**REQUIREMENT**
For the word "accent", return each line of the data in which it occurs.

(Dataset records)
***

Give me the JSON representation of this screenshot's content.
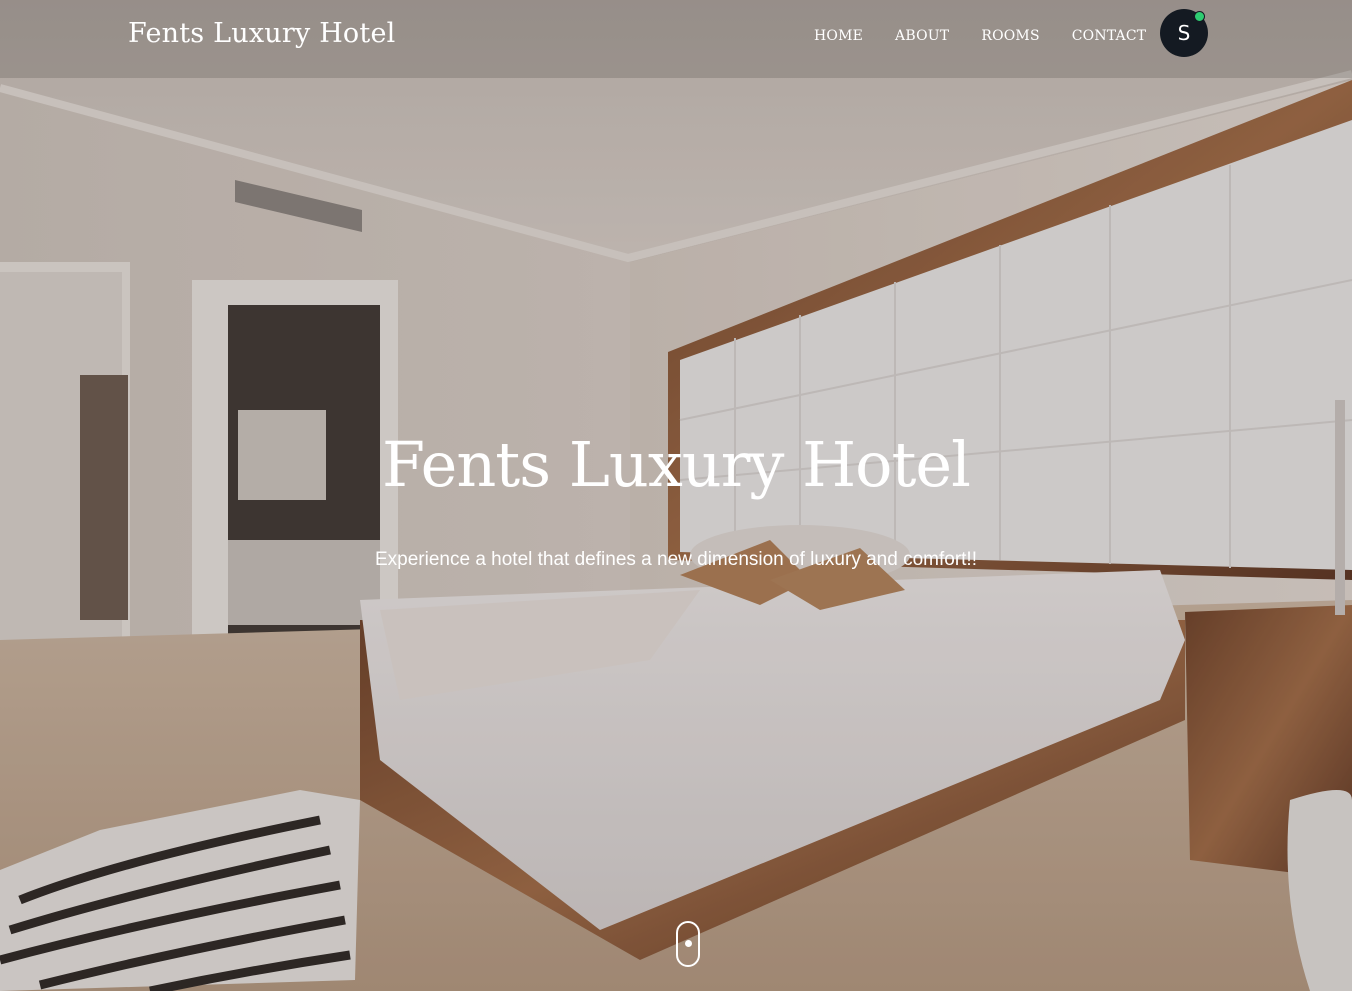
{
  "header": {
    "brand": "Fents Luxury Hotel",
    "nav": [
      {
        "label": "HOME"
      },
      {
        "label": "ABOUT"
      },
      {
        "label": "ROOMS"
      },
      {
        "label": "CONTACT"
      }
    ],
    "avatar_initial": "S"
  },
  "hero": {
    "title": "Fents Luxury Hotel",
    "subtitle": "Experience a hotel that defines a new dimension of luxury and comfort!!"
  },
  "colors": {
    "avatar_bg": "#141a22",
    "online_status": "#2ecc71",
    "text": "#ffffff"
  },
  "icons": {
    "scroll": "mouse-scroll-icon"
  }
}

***

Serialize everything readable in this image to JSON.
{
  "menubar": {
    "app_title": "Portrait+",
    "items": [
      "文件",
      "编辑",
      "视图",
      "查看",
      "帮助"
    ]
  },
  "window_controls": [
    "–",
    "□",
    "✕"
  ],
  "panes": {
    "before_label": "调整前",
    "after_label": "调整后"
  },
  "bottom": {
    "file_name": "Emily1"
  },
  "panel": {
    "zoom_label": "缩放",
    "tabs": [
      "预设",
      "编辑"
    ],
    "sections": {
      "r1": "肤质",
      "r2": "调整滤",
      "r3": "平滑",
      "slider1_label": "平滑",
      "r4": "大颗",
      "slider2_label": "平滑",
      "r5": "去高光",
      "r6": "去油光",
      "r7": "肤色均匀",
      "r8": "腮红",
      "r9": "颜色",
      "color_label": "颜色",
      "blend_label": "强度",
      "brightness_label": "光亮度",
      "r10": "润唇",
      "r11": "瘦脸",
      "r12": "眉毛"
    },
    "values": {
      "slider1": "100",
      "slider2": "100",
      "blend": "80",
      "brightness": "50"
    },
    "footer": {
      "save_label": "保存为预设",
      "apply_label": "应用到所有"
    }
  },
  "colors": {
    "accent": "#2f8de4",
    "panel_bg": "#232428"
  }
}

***

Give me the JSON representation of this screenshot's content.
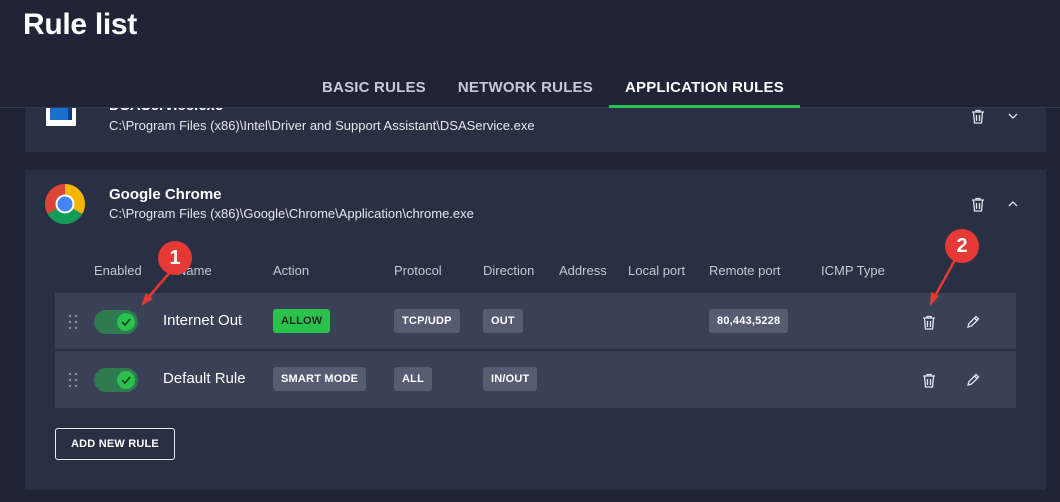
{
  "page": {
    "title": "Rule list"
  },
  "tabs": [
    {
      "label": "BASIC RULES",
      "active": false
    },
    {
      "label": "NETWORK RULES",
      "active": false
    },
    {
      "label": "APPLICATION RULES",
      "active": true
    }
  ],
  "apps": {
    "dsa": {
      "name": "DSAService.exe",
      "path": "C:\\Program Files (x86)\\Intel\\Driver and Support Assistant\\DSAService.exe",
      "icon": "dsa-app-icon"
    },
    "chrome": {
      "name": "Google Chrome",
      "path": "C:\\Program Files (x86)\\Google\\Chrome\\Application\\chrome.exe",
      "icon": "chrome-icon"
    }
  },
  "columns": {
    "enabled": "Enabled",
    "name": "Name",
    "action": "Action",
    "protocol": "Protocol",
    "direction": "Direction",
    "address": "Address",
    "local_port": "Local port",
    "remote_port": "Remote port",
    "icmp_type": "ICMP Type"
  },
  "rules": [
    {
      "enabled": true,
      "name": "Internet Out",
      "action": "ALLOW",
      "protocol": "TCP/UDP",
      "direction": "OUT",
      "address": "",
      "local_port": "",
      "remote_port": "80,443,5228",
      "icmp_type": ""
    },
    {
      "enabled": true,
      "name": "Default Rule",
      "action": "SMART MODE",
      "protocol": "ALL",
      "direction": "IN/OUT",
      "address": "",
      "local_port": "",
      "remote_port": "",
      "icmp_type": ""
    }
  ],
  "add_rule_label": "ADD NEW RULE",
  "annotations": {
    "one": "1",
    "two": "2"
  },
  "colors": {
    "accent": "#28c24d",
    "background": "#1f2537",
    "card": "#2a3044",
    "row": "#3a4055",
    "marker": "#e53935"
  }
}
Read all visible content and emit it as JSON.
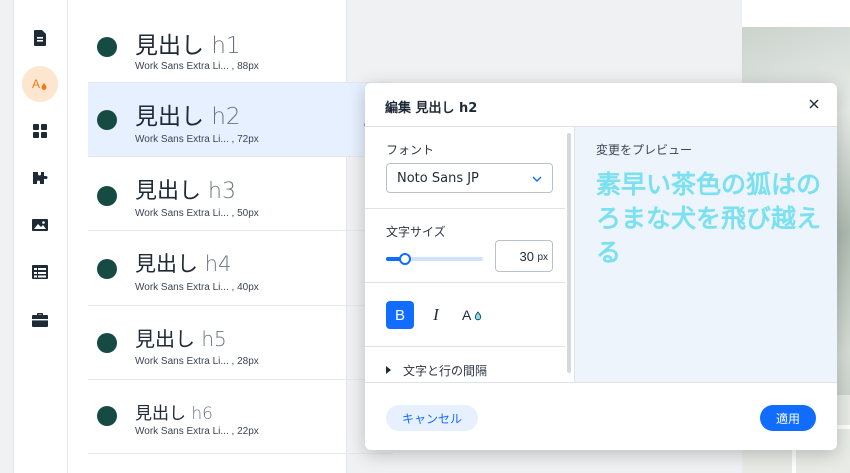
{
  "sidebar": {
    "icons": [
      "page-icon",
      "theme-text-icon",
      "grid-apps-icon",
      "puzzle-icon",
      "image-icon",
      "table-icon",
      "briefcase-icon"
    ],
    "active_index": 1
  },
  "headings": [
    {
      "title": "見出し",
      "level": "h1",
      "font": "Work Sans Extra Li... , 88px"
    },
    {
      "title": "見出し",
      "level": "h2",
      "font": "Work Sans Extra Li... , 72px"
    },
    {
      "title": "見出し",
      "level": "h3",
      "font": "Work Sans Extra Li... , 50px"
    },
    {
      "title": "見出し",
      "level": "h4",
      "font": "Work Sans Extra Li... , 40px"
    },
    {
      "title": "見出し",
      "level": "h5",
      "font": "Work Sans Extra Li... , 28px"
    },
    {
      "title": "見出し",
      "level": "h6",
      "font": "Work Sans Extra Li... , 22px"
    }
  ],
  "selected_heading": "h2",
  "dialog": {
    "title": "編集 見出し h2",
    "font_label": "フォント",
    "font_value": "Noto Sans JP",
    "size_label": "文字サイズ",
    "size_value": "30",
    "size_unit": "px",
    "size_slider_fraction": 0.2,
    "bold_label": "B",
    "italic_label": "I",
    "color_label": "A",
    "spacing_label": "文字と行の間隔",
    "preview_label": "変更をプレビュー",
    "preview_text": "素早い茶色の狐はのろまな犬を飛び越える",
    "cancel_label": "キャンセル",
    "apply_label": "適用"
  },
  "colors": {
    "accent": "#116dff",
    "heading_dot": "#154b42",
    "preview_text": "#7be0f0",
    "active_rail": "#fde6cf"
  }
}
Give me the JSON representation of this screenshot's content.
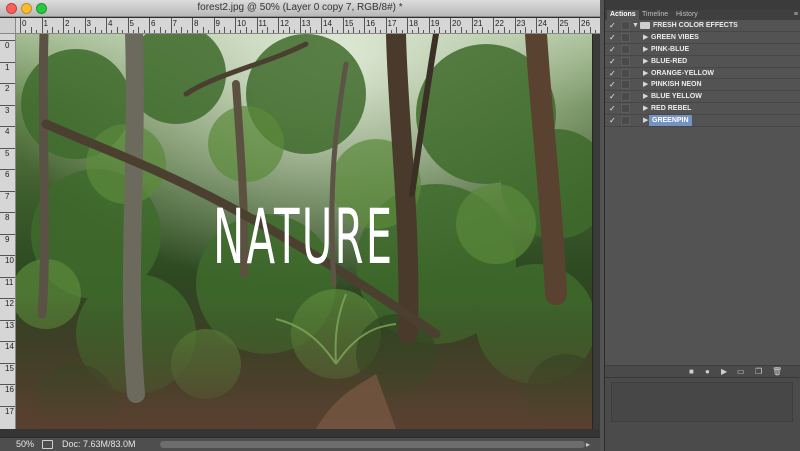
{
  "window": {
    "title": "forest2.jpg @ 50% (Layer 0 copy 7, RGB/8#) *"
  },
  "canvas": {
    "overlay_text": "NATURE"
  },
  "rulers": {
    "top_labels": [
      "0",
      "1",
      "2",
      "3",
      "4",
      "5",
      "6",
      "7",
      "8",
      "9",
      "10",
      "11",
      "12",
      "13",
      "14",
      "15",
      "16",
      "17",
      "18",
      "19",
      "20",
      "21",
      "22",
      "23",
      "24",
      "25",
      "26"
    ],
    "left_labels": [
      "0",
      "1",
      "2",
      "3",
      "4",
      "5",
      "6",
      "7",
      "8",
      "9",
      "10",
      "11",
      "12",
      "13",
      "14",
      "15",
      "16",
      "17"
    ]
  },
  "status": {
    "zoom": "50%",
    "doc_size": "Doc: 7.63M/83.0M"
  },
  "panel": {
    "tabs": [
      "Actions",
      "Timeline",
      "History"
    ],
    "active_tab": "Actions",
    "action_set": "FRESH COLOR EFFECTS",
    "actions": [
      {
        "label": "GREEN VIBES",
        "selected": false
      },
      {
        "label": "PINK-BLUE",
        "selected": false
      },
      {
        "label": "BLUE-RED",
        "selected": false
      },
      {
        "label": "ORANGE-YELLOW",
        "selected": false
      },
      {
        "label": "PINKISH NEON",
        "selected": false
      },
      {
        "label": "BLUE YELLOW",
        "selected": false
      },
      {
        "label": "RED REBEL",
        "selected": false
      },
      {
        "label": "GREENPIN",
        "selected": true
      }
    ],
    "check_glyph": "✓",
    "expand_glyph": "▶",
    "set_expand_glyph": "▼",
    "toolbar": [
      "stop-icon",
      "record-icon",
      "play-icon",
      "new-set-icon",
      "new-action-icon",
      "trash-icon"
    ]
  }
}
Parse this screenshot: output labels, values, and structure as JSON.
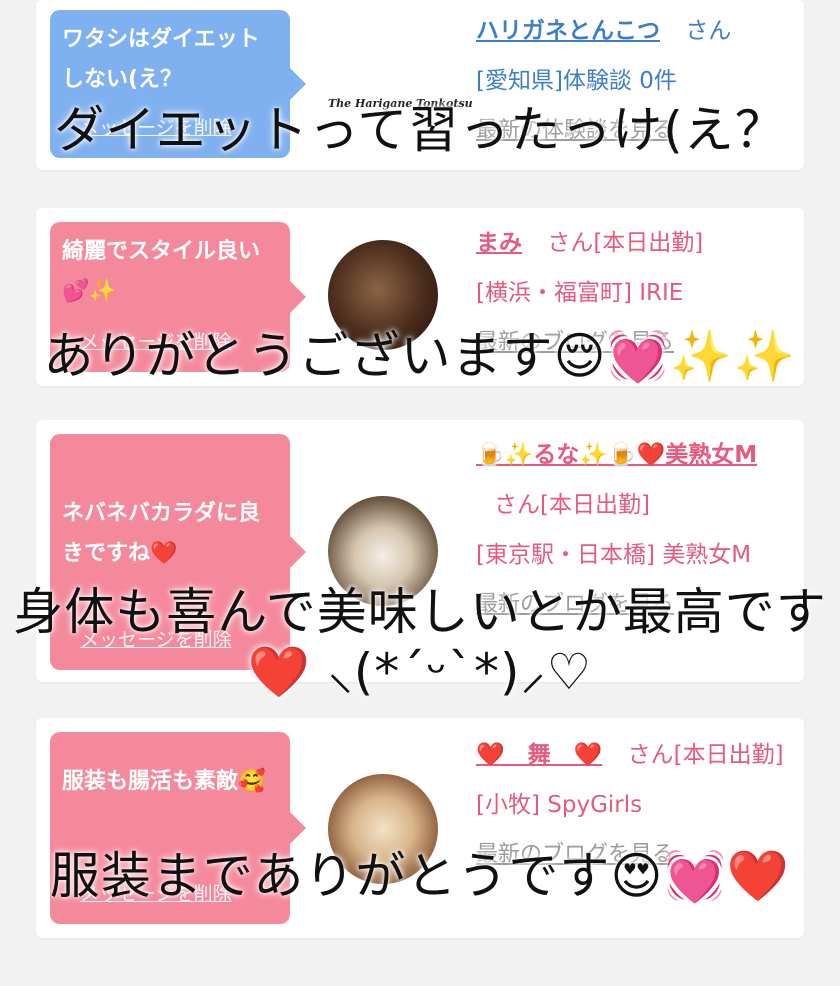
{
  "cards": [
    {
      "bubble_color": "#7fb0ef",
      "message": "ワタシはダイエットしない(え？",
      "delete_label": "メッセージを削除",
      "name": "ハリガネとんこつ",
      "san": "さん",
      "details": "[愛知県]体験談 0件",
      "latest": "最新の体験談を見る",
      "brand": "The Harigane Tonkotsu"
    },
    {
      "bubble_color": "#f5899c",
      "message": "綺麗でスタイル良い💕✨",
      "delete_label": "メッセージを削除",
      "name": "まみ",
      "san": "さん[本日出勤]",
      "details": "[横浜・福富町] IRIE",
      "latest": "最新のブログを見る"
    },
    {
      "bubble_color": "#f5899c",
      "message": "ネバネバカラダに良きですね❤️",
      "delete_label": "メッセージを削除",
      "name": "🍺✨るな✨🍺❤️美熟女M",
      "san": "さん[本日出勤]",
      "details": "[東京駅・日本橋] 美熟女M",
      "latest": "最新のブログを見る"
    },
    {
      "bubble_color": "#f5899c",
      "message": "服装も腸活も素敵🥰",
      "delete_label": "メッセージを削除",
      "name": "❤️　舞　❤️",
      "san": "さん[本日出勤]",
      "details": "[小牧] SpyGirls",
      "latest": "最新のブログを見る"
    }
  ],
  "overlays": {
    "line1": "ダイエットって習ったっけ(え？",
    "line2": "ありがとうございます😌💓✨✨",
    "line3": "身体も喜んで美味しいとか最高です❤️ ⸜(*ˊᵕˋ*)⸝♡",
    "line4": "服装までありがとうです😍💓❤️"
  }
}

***

**RESULT BELOW**
    "accent": "#2f8de4",
    "accent": "#28c24d",
    "accent": "#116dff",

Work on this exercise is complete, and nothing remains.